The Garden Lettuce. Nat. Ord. Composite. Linn. Syst. Syngenesia Aequalis. Cultivated in most parts of the world.
Med. Prop. and Action. The inspissated juice, Lactucarium,, or Lettuce Opium, is sedative and diaphoretic. It has been advised as a substitute for Opium, by Duncan, || Coxe, and others. Dr. O'shaughnessy¶ states, that he found it distinctly sedative in doses of gr. vj., and that it does not in any way affect the bowels, either as an astringent or aperient. He could not detect in it the least trace of Morphia, or of any of the narcotic principles of Opium. Of Lactucarium, prepared from the plant grown in India, the dose is stated by Dr. Graham to be from gr. iv. to xij. It may prove useful where Opium is contra-indicated, but it is rarely employed. Dr. Garrod is disposed to question its narcotic powers. He says that he has given thirty grains and more of good Lactucarium without noticing any decided effects from its administration. Lactucarium contains a crystalline substance, Lactucerine, which is soluble in alcohol and ether, but not in water; Lactucic Acid, and Lactucine, a crystalline substance, soluble in water, resembling Mannite (Garrod).**

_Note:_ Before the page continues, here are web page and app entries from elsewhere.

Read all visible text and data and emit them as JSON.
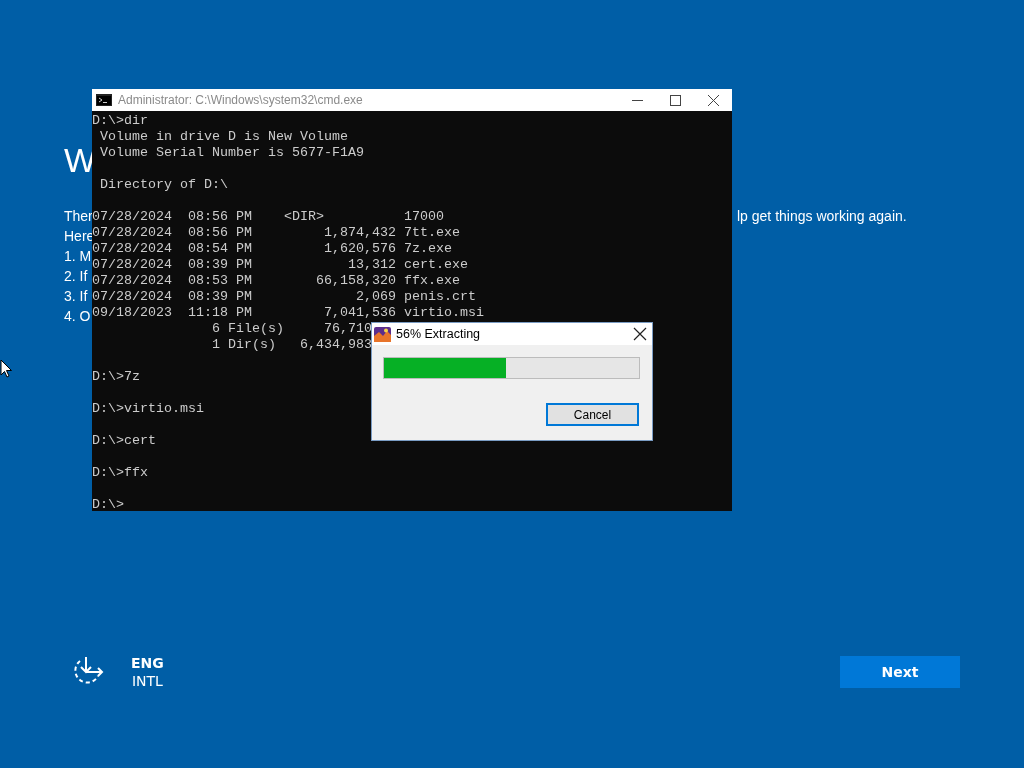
{
  "background_page": {
    "heading": "W",
    "lines": [
      "Ther",
      "Here",
      "1. M",
      "2. If",
      "3. If",
      "4. O"
    ],
    "line_end": "lp get things working again."
  },
  "cmd_window": {
    "title": "Administrator: C:\\Windows\\system32\\cmd.exe",
    "blocks": [
      [
        "D:\\>dir",
        " Volume in drive D is New Volume",
        " Volume Serial Number is 5677-F1A9"
      ],
      [
        " Directory of D:\\"
      ],
      [
        "07/28/2024  08:56 PM    <DIR>          17000",
        "07/28/2024  08:56 PM         1,874,432 7tt.exe",
        "07/28/2024  08:54 PM         1,620,576 7z.exe",
        "07/28/2024  08:39 PM            13,312 cert.exe",
        "07/28/2024  08:53 PM        66,158,320 ffx.exe",
        "07/28/2024  08:39 PM             2,069 penis.crt",
        "09/18/2023  11:18 PM         7,041,536 virtio.msi",
        "               6 File(s)     76,710",
        "               1 Dir(s)   6,434,983"
      ],
      [
        "D:\\>7z"
      ],
      [
        "D:\\>virtio.msi"
      ],
      [
        "D:\\>cert"
      ],
      [
        "D:\\>ffx"
      ],
      [
        "D:\\>"
      ]
    ]
  },
  "progress_dialog": {
    "title": "56% Extracting",
    "progress": {
      "level": 0.48
    },
    "button": "Cancel"
  },
  "language": {
    "code": "ENG",
    "layout": "INTL"
  },
  "next_button": "Next"
}
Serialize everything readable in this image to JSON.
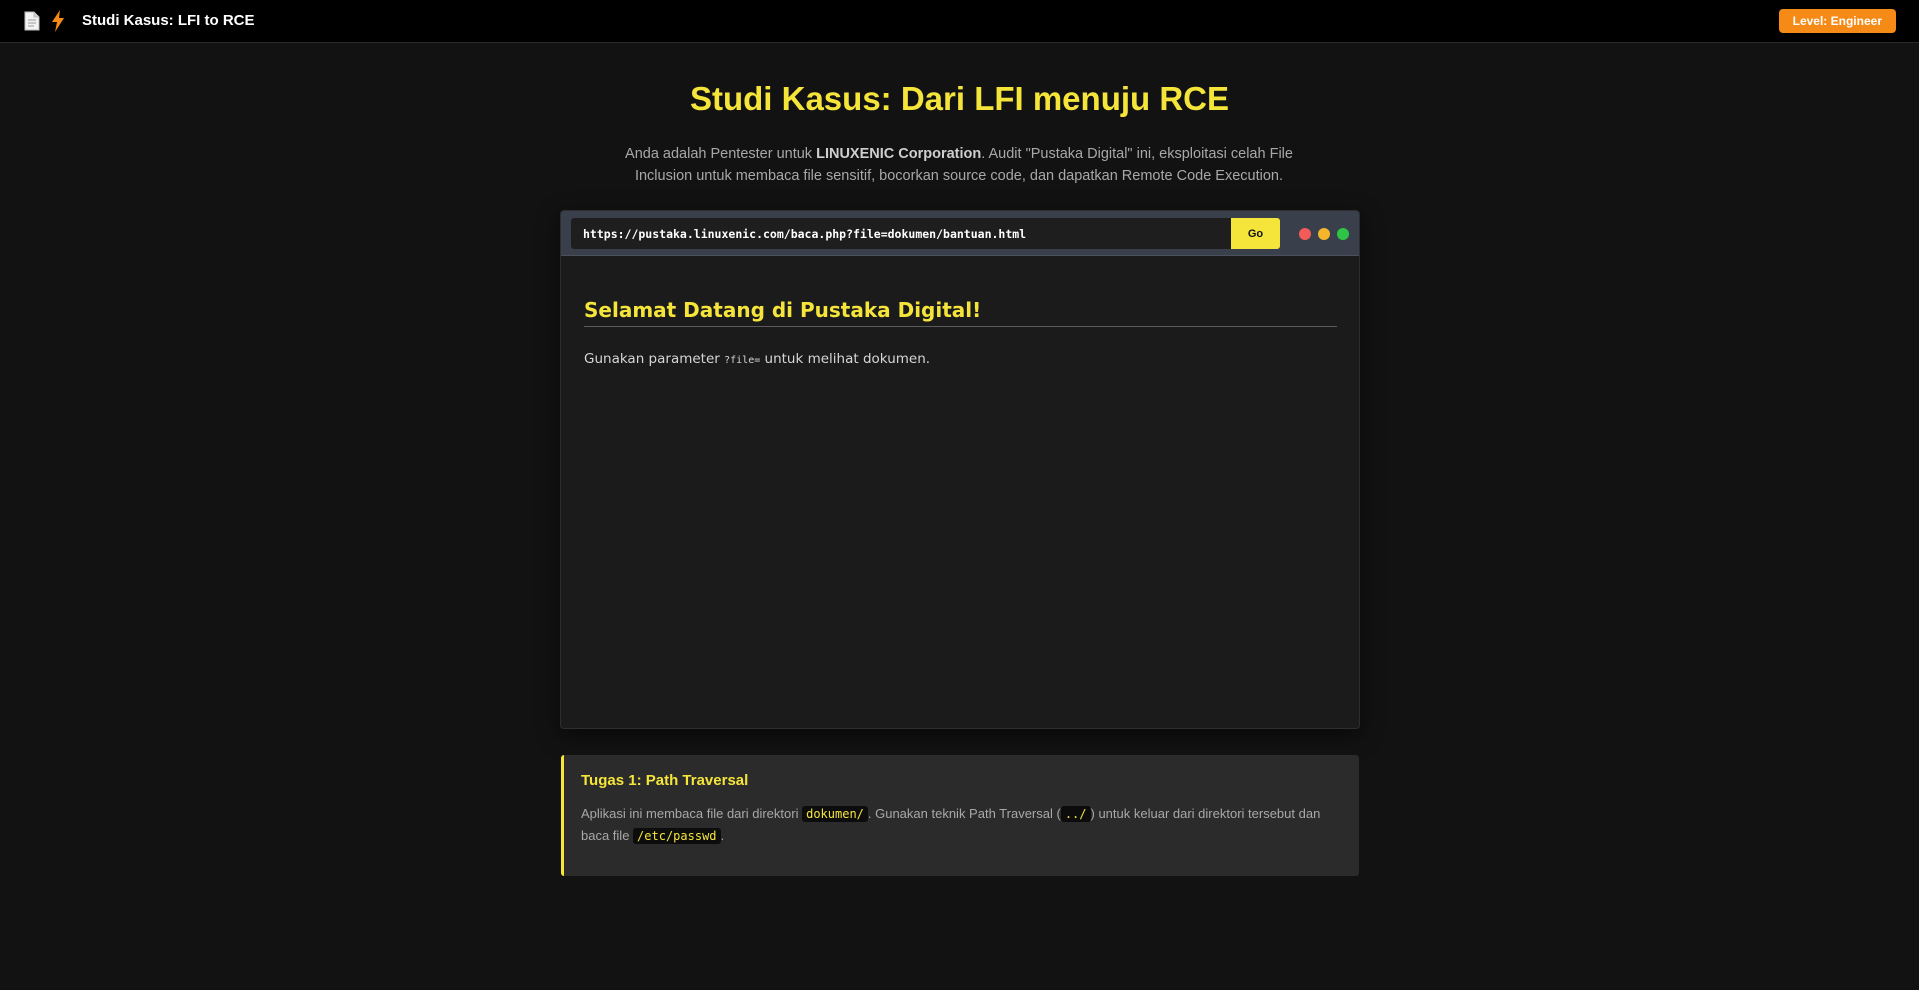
{
  "header": {
    "title": "Studi Kasus: LFI to RCE",
    "level_badge": "Level: Engineer",
    "icons": [
      "document-icon",
      "lightning-icon"
    ]
  },
  "hero": {
    "title": "Studi Kasus: Dari LFI menuju RCE",
    "desc_before": "Anda adalah Pentester untuk ",
    "desc_company": "LINUXENIC Corporation",
    "desc_after": ". Audit \"Pustaka Digital\" ini, eksploitasi celah File Inclusion untuk membaca file sensitif, bocorkan source code, dan dapatkan Remote Code Execution."
  },
  "browser": {
    "url": "https://pustaka.linuxenic.com/baca.php?file=dokumen/bantuan.html",
    "go_label": "Go",
    "window_controls": [
      "red",
      "yellow",
      "green"
    ],
    "content": {
      "heading": "Selamat Datang di Pustaka Digital!",
      "text_before": "Gunakan parameter ",
      "param": "?file=",
      "text_after": " untuk melihat dokumen."
    }
  },
  "task": {
    "title": "Tugas 1: Path Traversal",
    "text_1": "Aplikasi ini membaca file dari direktori ",
    "code_1": "dokumen/",
    "text_2": ". Gunakan teknik Path Traversal (",
    "code_2": "../",
    "text_3": ") untuk keluar dari direktori tersebut dan baca file ",
    "code_3": "/etc/passwd",
    "text_4": "."
  },
  "colors": {
    "accent": "#f5e53a",
    "badge": "#f58a16",
    "background": "#121212",
    "topbar": "#000000",
    "browser_bar": "#39404c"
  }
}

Dose of Lactucarium, gr. v. - gr. x. or gr. xx.
In Phthisis, it was first recommended by Dr. Duncan. as a means of allaying the cough. He speaks favourably of its influence, but it is rarely employed.
* Med. Times, April 25, 1857. Ibid., May 2, 1857. Dublin Med. Press, Sept. 13,1843. § Brit, and For. Med. Rev., ix. p. 239.
|| Obs. on Pulmonary Consumption, p. 162.
¶ Bengal Dispensatory, p. 407.
** Essentials of Mat. Med. and Therap., p. 239.
Obs. on Consumption, p. 162.
Twining* in Calcutta. In some instances its effects were doubtful, in others it was given with decided benefit, in doses of gr. xij. at bedtime, repeated daily, until amendment was visible.
In one obstinate case it effected a cure in fourteen days. The dose employed was gr. ij., gradually increased to gr. viij., daily.
Dr. Duncan also employed it in Gout.